Oh, yes. Let’s. It was Father’s Day this weekend, remember? Mmmm. I remember. We ate. Lots. We had Caramel Apple French Toast for breakfast, which is every bit as sinful as it sounds. If you threw on a scoop of ice cream, it would be dessert. Then, after church, we hurried right up and had our first serving of Tres Leches cake. Remember that cake? If you like dessert (even if you don’t like cake, so much, like I don’t — but I think you have to like sweetened condensed milk and whipped cream — but then, don’t we all?) click here to find my best recipe for it. After a few hours of digesting (and watching Megamind, because that’s how we roll) we ate steak, red potato fries, a yummy green salad, and pink lemonade.
Can we talk about steak for a minute?
I love steak. Insomuch that I have just, right this minute, composed a haiku to steak. Behold:
Juicy, rare red meat!
Thanks for giving up your parts,
Oh blessed bovine.
Don’t worry. It’s out of my system now. (The poetry, I mean.) (Also, probably the steak.)

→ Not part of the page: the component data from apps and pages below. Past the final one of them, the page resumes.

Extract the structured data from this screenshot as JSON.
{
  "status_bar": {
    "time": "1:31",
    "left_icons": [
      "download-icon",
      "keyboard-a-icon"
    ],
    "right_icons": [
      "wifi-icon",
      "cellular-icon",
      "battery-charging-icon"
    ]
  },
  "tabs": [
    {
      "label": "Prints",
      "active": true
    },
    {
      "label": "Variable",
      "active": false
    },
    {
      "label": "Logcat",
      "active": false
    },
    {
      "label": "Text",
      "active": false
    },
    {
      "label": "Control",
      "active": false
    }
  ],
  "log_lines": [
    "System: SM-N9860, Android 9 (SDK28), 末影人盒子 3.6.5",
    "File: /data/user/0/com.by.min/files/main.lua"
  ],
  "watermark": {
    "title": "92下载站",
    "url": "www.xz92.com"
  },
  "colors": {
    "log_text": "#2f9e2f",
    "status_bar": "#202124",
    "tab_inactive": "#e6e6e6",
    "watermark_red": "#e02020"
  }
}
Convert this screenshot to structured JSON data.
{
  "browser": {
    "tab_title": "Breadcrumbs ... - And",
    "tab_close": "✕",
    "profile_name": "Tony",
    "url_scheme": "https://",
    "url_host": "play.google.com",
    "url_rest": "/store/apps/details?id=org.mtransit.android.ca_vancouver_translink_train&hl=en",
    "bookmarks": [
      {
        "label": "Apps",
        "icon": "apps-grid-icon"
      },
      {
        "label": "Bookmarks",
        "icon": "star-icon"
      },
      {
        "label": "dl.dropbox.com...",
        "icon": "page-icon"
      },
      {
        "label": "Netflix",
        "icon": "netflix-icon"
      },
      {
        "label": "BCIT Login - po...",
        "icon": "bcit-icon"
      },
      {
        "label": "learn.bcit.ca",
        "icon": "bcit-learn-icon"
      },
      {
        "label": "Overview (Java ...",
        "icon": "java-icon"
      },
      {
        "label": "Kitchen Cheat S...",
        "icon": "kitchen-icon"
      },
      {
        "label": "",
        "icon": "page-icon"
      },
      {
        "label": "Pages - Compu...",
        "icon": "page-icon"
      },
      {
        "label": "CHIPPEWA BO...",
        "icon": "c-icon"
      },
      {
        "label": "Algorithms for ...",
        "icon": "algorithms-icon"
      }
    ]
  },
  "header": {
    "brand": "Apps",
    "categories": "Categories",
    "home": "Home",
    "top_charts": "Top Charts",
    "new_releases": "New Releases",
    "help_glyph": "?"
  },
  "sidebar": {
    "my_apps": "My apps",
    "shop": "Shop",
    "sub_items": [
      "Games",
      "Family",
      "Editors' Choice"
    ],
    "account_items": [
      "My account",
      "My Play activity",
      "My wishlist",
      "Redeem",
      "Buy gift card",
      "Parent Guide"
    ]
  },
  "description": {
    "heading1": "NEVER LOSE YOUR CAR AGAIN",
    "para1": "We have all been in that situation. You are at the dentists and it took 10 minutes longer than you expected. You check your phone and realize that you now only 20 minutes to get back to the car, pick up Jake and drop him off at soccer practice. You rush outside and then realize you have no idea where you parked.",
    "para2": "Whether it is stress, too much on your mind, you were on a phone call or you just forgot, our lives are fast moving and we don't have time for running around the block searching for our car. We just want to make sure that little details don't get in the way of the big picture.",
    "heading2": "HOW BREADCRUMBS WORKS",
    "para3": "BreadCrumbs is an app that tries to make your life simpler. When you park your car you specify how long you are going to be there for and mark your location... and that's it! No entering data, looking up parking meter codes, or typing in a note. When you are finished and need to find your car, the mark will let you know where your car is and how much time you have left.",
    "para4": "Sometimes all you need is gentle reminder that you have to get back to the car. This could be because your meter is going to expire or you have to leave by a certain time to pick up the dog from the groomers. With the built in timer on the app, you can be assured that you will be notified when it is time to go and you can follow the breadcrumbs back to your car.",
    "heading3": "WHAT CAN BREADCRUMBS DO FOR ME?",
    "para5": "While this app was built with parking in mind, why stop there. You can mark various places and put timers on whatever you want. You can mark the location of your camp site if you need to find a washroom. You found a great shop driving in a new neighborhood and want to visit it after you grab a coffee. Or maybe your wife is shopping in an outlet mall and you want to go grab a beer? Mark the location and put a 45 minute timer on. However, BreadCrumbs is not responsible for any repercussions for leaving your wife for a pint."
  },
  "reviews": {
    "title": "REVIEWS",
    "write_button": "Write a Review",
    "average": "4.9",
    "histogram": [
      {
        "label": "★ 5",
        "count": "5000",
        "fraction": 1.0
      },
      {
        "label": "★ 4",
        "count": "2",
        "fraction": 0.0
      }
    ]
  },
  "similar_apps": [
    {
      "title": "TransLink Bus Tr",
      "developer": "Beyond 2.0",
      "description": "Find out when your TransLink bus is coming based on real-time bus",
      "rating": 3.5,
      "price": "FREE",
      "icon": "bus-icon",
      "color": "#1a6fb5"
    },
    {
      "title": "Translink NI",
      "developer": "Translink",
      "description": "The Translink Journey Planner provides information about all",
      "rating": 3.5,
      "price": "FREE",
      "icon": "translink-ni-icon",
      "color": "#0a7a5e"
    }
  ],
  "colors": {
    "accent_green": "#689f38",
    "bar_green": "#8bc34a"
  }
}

I know a guy who does meat smokery and barbecue-ism as a side job (in the other hours, he’s a sheriff’s deputy) and he recently talked about meat rubs. I have never tried a meat rub. In fact, I’ve never been much good at steak-making. But I found out why — it’s because I tend to follow the Cheap Is Beautiful philosophy that is the root of my couch-in-the-basement troubles. Even when it comes to food. And can I tell you a secret? Cheap is not beautiful when it comes to steak. But I’m learning. And I looked up some rub recipes, and I made one. And it is lovely. It smells divine, it crunches perfectly, and it looks like the prettiest sand art. Here is my compilation, if you care to try it.
4 tbsp course salt (I’m afraid I’m becoming a salt snob. Kosher Real Salt, that looks like it came off the beach. Yes.)
1 tbsp course cracked black pepper (cracked by a willing child laborer Right That Minute)
1 tbsp onion powder
1 tbsp paprika
1/2 tbsp granulated garlic
1/2 tbsp dried rosemary, lightly crushed
1/2 teaspoon cayenne or something similarly hottish
1/2 tbsp dried thyme
Then you stir it all up and rub it all over the steaks. It can sit there while the grill gets good and hot. Because with saltiness on your steak, you know, you have to sear those babies. After the pretty lines are all marked, I turn the grill down and cook it till I want to eat it. (The Husband likes his done-er than the rest of us barbarians. We want it still mooing at us.)
Did you want to know that after a few games and a little sitting around, we had another serving of Tres Leches? Well, we did.
Coming up around here: It’s Birthday Week. So I’ll be back to tell you the adventures and foibles of the Adorable Wilhite Kids. Cause I know you’ve just been dying to know!